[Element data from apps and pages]
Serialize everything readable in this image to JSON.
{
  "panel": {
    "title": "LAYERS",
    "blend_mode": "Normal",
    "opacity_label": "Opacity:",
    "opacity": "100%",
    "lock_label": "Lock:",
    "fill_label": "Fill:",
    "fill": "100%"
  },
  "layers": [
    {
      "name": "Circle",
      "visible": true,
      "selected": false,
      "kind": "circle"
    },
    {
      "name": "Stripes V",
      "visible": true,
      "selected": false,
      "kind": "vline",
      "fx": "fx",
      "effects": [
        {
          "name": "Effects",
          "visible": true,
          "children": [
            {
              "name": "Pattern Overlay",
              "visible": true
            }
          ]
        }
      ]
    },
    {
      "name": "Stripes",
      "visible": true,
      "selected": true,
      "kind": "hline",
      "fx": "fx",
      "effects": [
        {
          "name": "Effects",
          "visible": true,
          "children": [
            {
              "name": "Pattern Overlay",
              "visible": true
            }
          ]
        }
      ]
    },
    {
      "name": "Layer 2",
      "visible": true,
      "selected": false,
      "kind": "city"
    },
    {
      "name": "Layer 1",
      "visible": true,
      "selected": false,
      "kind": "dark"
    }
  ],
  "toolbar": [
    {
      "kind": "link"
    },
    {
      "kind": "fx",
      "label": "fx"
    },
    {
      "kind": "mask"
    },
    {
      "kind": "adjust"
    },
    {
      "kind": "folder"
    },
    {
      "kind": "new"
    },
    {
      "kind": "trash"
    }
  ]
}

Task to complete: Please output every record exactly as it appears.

Response:
Serialize everything readable in this image to JSON.
{
  "panel": {
    "title": "LAYERS",
    "blend_mode": "Normal",
    "opacity_label": "Opacity:",
    "opacity": "100%",
    "lock_label": "Lock:",
    "fill_label": "Fill:",
    "fill": "100%"
  },
  "layers": [
    {
      "name": "Circle",
      "visible": true,
      "selected": false,
      "kind": "circle"
    },
    {
      "name": "Stripes V",
      "visible": true,
      "selected": false,
      "kind": "vline",
      "fx": "fx",
      "effects": [
        {
          "name": "Effects",
          "visible": true,
          "children": [
            {
              "name": "Pattern Overlay",
              "visible": true
            }
          ]
        }
      ]
    },
    {
      "name": "Stripes",
      "visible": true,
      "selected": true,
      "kind": "hline",
      "fx": "fx",
      "effects": [
        {
          "name": "Effects",
          "visible": true,
          "children": [
            {
              "name": "Pattern Overlay",
              "visible": true
            }
          ]
        }
      ]
    },
    {
      "name": "Layer 2",
      "visible": true,
      "selected": false,
      "kind": "city"
    },
    {
      "name": "Layer 1",
      "visible": true,
      "selected": false,
      "kind": "dark"
    }
  ],
  "toolbar": [
    {
      "kind": "link"
    },
    {
      "kind": "fx",
      "label": "fx"
    },
    {
      "kind": "mask"
    },
    {
      "kind": "adjust"
    },
    {
      "kind": "folder"
    },
    {
      "kind": "new"
    },
    {
      "kind": "trash"
    }
  ]
}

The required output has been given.